┌──

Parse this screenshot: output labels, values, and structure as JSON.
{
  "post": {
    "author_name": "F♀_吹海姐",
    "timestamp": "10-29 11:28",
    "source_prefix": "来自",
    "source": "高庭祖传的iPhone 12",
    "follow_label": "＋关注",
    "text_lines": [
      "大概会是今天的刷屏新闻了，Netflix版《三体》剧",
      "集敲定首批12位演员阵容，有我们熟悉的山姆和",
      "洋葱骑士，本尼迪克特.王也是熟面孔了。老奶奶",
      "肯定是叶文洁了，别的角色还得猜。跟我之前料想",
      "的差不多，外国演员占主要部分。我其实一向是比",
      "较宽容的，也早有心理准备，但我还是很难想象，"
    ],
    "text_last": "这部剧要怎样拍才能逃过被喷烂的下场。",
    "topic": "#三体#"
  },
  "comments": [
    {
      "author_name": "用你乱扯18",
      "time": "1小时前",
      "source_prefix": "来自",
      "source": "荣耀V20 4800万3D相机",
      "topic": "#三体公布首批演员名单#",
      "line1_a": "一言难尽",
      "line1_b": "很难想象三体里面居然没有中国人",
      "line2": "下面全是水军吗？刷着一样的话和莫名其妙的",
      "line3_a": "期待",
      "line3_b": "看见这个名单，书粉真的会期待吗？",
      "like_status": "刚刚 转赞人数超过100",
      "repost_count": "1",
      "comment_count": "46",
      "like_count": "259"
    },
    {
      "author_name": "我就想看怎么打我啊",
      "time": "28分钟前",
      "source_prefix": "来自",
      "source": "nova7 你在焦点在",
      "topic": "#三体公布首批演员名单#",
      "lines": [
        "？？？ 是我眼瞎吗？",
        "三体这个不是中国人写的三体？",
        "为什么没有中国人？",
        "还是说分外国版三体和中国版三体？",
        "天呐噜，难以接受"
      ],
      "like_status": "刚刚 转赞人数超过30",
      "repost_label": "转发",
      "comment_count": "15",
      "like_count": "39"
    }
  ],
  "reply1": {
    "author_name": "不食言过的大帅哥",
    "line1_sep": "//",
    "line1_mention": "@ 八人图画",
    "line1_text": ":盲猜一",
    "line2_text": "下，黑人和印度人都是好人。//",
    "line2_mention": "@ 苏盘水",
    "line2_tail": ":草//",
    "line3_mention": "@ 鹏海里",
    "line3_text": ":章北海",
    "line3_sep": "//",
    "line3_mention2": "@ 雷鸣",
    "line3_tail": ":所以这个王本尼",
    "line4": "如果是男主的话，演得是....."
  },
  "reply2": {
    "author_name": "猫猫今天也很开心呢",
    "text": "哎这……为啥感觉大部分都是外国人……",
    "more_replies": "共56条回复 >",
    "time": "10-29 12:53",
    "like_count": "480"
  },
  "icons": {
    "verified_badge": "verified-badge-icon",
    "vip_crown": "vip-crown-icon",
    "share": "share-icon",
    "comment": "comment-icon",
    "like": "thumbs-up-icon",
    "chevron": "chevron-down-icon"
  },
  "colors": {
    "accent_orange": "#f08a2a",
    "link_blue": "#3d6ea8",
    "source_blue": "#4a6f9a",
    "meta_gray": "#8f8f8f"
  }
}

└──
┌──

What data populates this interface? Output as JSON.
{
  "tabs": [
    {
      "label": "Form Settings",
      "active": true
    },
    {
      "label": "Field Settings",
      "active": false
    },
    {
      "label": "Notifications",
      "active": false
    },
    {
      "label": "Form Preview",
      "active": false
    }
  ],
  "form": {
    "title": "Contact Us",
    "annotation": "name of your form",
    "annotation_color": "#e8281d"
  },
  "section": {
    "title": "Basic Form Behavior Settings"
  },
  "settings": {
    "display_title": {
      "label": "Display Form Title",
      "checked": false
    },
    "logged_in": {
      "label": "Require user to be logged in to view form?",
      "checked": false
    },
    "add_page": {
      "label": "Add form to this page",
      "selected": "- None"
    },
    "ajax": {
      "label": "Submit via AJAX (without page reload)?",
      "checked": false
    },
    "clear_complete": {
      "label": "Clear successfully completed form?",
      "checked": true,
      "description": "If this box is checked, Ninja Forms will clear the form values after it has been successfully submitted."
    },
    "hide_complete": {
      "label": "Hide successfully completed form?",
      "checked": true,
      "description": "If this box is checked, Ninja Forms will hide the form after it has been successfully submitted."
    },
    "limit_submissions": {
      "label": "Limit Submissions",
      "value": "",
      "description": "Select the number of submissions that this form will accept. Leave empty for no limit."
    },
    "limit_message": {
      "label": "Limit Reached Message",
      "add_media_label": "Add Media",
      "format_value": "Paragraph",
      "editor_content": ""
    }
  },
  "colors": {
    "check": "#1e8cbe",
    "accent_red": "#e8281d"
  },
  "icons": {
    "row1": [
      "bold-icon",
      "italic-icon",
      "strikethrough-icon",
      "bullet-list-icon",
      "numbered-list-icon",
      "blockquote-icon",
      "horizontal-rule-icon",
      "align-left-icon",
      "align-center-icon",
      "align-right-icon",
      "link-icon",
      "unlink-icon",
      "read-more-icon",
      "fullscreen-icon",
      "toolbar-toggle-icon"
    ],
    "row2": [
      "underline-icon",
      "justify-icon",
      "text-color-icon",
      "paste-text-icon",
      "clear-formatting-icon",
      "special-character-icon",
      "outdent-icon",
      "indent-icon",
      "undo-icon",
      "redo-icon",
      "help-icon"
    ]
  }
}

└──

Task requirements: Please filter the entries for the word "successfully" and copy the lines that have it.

Output below:
      "label": "Clear successfully completed form?",
      "description": "If this box is checked, Ninja Forms will clear the form values after it has been successfully submitted."
      "label": "Hide successfully completed form?",
      "description": "If this box is checked, Ninja Forms will hide the form after it has been successfully submitted."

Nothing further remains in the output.